4. Taijuan Walker
It’s easy to forget that Walker was the Mets’ lone representative at the All-Star game last year, but a second half ERA of 7.13 will cloud pretty much any success you had in the first half. Yes, Walker was one of the better pitchers in the NL early on by having a sparkling 2.66 ERA, but that was partially built on smoke and mirrors with a 3.94 xFIP and a ridiculously low 6.6% HR/FB before the All-Star break. Compound that with him throwing more innings than he had in a season since 2017 resulting in him likely running out of gas very early on and it was always a recipe for a second-half disaster.
Walker will look for more consistency in 2022, but given just how much of a nightmare his last 64 innings were last year and the fact that he’s never been much more than a bottom of the rotation guy, it’s hard to expect more from him than his overall 2021 output.
5. Tylor Megill/David Peterson
These two, as it stands, would fight it out for the fifth spot in spring training. Megill was a godsend upon his call up last year, outperforming all reasonable expectation he had as a prospect in 11 excellent starts when the Mets desperately needed them. But his lack of strong secondary stuff started to become more of a factor as he went around the league more. Megill got beat around to a 6.68 ERA in his final 7 starts, while allowing 12 homers in that span.
Peterson, for his part, didn’t do much in 2021 to build off his strong rookie campaign in 2020. He had a devil of a time trying to get hitters out, posting an ugly 5.54 ERA of his own in 15 starts before going down in June with an oblique injury. He then broke his toe walking in the clubhouse in August, ending his season. Peterson doesn’t have overwhelming stuff of any kind and has significant command issues, limiting his ceiling as a pitcher at the MLB level.
Depth: Sean Reid-Foley, Adam Oller, Jordan Yamamoto, and Thomas Sczapucki
There’s not much here. Reid-Foley flashed in short spurts out of the bullpen last year, but still wound up with a 5.23 ERA after it was all said and done. He hasn’t started a game at any level since 2019. Adam Oller had a nice brief showing at Syracuse last year, but he is 27-years-old and isn’t much of a prospect. Jordan Yamamoto and Thomas Sczapucki both have questionable injury situations, with the former missing nearly the whole season and the latter undergoing ulnar nerve surgery in July. Both are potential 40-man roster casualties this offseason.
Overall, the rotation looks a heck of a lot better now than it did a few days ago. However, despite having potentially one of the best 1-2 punches in baseball history at the top, it still needs another surefire option. Not only are deGrom and Scherzer injury risks, but Megill and Peterson are best suited as depth options in the minors instead of members of the Opening Day rotation.
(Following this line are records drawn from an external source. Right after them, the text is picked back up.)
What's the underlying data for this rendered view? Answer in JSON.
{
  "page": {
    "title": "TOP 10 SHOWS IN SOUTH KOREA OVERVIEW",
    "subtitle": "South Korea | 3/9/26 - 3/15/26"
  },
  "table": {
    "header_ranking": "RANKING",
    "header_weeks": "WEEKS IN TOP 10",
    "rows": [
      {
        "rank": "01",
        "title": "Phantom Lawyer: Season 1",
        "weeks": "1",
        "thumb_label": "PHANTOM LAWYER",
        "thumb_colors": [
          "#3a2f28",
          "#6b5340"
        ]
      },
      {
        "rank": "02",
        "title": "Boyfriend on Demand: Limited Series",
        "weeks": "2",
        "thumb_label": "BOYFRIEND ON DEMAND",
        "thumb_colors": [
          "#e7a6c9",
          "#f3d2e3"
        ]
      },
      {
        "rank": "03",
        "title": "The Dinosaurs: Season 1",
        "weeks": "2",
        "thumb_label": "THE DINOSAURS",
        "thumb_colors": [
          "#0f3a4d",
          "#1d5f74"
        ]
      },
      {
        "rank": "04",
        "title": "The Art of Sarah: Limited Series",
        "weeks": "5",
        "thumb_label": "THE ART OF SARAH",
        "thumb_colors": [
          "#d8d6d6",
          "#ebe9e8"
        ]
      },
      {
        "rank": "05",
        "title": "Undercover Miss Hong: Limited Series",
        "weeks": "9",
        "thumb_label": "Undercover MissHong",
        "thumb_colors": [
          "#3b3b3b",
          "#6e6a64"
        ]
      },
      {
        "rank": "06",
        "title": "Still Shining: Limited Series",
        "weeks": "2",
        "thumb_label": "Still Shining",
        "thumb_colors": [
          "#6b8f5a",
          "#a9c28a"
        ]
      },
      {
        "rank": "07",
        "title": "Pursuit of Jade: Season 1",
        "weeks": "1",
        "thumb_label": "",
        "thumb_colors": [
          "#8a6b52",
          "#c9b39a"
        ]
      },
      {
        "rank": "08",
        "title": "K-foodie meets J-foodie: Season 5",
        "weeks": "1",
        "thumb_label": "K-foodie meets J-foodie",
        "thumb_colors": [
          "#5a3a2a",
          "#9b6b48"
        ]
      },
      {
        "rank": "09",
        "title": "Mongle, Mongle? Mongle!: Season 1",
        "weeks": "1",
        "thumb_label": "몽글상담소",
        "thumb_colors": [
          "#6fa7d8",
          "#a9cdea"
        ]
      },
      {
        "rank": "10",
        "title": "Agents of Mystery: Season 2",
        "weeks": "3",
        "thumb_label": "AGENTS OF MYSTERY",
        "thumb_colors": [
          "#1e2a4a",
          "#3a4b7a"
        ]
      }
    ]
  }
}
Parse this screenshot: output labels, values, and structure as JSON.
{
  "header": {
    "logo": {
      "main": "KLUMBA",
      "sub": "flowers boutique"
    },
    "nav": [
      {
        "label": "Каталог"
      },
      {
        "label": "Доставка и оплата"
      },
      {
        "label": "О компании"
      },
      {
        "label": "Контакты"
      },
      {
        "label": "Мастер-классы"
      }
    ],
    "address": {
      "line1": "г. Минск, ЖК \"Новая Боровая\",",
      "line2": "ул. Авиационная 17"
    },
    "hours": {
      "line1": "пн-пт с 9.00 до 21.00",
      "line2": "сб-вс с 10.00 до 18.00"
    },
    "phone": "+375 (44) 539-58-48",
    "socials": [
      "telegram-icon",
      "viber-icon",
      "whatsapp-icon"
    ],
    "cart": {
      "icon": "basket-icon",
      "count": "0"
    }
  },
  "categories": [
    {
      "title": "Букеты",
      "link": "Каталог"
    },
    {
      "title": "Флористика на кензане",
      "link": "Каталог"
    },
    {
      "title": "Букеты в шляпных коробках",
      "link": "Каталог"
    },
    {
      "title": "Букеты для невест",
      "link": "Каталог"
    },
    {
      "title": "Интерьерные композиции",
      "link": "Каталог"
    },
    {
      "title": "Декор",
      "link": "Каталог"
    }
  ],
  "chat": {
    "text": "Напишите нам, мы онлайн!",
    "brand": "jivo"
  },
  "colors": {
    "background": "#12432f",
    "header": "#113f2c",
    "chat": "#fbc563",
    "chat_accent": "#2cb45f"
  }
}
Neither has the track record or the upside to warrant giving a guaranteed spot to with all of the other options still on the market.
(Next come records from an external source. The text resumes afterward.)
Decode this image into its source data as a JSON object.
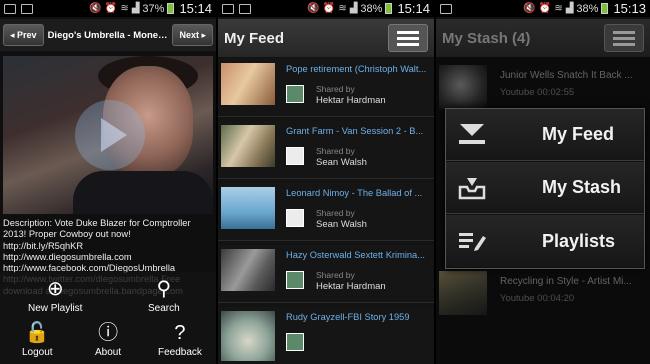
{
  "status_bars": [
    {
      "battery": "37%",
      "time": "15:14"
    },
    {
      "battery": "38%",
      "time": "15:14"
    },
    {
      "battery": "38%",
      "time": "15:13"
    }
  ],
  "player": {
    "prev_label": "Prev",
    "title": "Diego's Umbrella - Money...",
    "next_label": "Next",
    "description": "Description: Vote Duke Blazer for Comptroller 2013! Proper Cowboy out now! http://bit.ly/R5qhKR http://www.diegosumbrella.com http://www.facebook.com/DiegosUmbrella http://www.twitter.com/diegosumbrella Free download at diegosumbrella.bandpage.com"
  },
  "options_menu": {
    "new_playlist": "New Playlist",
    "search": "Search",
    "logout": "Logout",
    "about": "About",
    "feedback": "Feedback"
  },
  "feed": {
    "title": "My Feed",
    "shared_by_label": "Shared by",
    "items": [
      {
        "title": "Pope retirement (Christoph Walt...",
        "sharer": "Hektar Hardman"
      },
      {
        "title": "Grant Farm - Van Session 2 - B...",
        "sharer": "Sean Walsh"
      },
      {
        "title": "Leonard Nimoy - The Ballad of ...",
        "sharer": "Sean Walsh"
      },
      {
        "title": "Hazy Osterwald Sextett Krimina...",
        "sharer": "Hektar Hardman"
      },
      {
        "title": "Rudy Grayzell-FBI Story 1959",
        "sharer": ""
      }
    ]
  },
  "stash": {
    "title": "My Stash (4)",
    "items": [
      {
        "title": "Junior Wells Snatch It Back ...",
        "sub": "Youtube 00:02:55"
      },
      {
        "title": "Recycling in Style - Artist Mi...",
        "sub": "Youtube 00:04:20"
      }
    ]
  },
  "popup_menu": {
    "items": [
      {
        "label": "My Feed",
        "icon": "download-icon"
      },
      {
        "label": "My Stash",
        "icon": "inbox-icon"
      },
      {
        "label": "Playlists",
        "icon": "playlist-edit-icon"
      }
    ]
  }
}
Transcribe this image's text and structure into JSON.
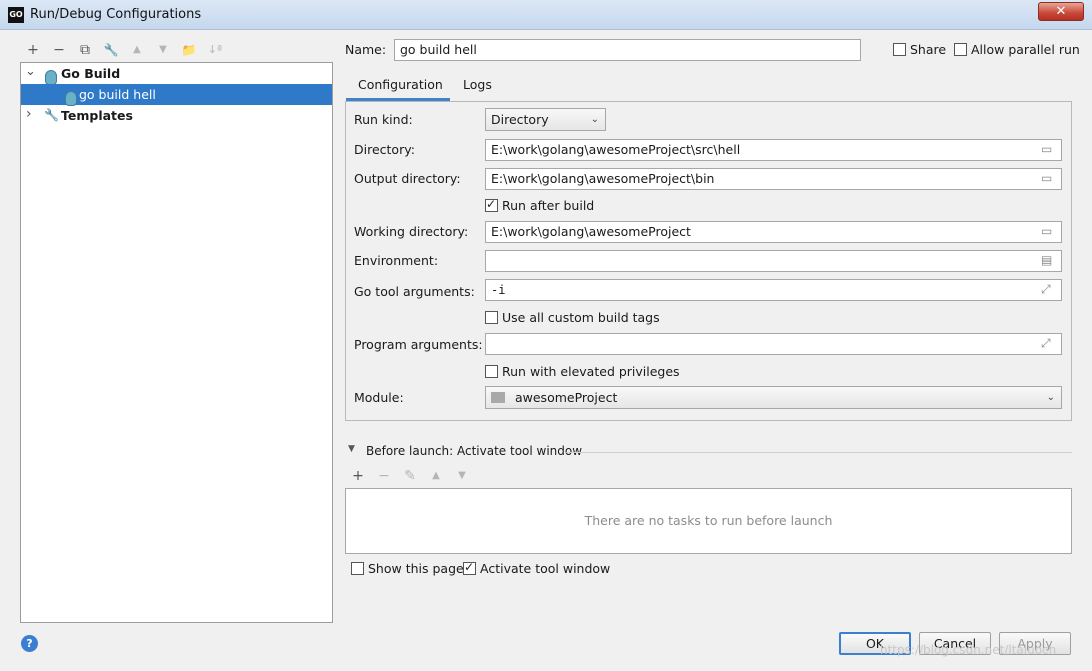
{
  "window": {
    "title": "Run/Debug Configurations",
    "app_icon_text": "GO",
    "close_label": "✕"
  },
  "toolbar": {
    "add": "+",
    "remove": "−",
    "copy": "⧉",
    "edit": "🔧",
    "up": "▲",
    "down": "▼",
    "folder": "📁",
    "sort": "↓ª"
  },
  "tree": {
    "items": [
      {
        "label": "Go Build",
        "arrow": "⌄"
      },
      {
        "label": "go build hell"
      },
      {
        "label": "Templates",
        "arrow": "›"
      }
    ]
  },
  "header": {
    "name_label": "Name:",
    "name_value": "go build hell",
    "share_label": "Share",
    "parallel_label": "Allow parallel run"
  },
  "tabs": [
    {
      "label": "Configuration"
    },
    {
      "label": "Logs"
    }
  ],
  "config": {
    "run_kind_label": "Run kind:",
    "run_kind_value": "Directory",
    "directory_label": "Directory:",
    "directory_value": "E:\\work\\golang\\awesomeProject\\src\\hell",
    "output_dir_label": "Output directory:",
    "output_dir_value": "E:\\work\\golang\\awesomeProject\\bin",
    "run_after_build_label": "Run after build",
    "working_dir_label": "Working directory:",
    "working_dir_value": "E:\\work\\golang\\awesomeProject",
    "environment_label": "Environment:",
    "environment_value": "",
    "go_tool_args_label": "Go tool arguments:",
    "go_tool_args_value": "-i",
    "custom_tags_label": "Use all custom build tags",
    "program_args_label": "Program arguments:",
    "program_args_value": "",
    "elevated_label": "Run with elevated privileges",
    "module_label": "Module:",
    "module_value": "awesomeProject"
  },
  "before_launch": {
    "title": "Before launch: Activate tool window",
    "add": "+",
    "remove": "−",
    "edit": "✎",
    "up": "▲",
    "down": "▼",
    "empty_text": "There are no tasks to run before launch",
    "show_page_label": "Show this page",
    "activate_label": "Activate tool window"
  },
  "buttons": {
    "ok": "OK",
    "cancel": "Cancel",
    "apply": "Apply",
    "help": "?"
  },
  "watermark": "https://blog.csdn.net/ltaiuocn"
}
If Carrasco can’t bounce back to his pre-2021 output, then the rotation is still sorely missing a solid, mid-rotation pitcher who can at least reliably eat innings. Luckily, the Mets have made it publicly known that they are not done adding pitching, and lower-end free agent options like Yusei Kikucki and Carlos Rodon have piqued their interests. Additionally, there is likely to be more of a vibrant trade market on the other side of the lockout.
The Mets could also use some more depth options and look for this year’s versions of the Joey Lucchesi, Jordan Yamamoto, and Sean Reid-Foley acquisitions last year to stack in the minors. With the recent round of non-tenders, there are some depth options out there that they should be keeping an eye on. The last thing they need is to have to rely on a Jerad Eickhoff again.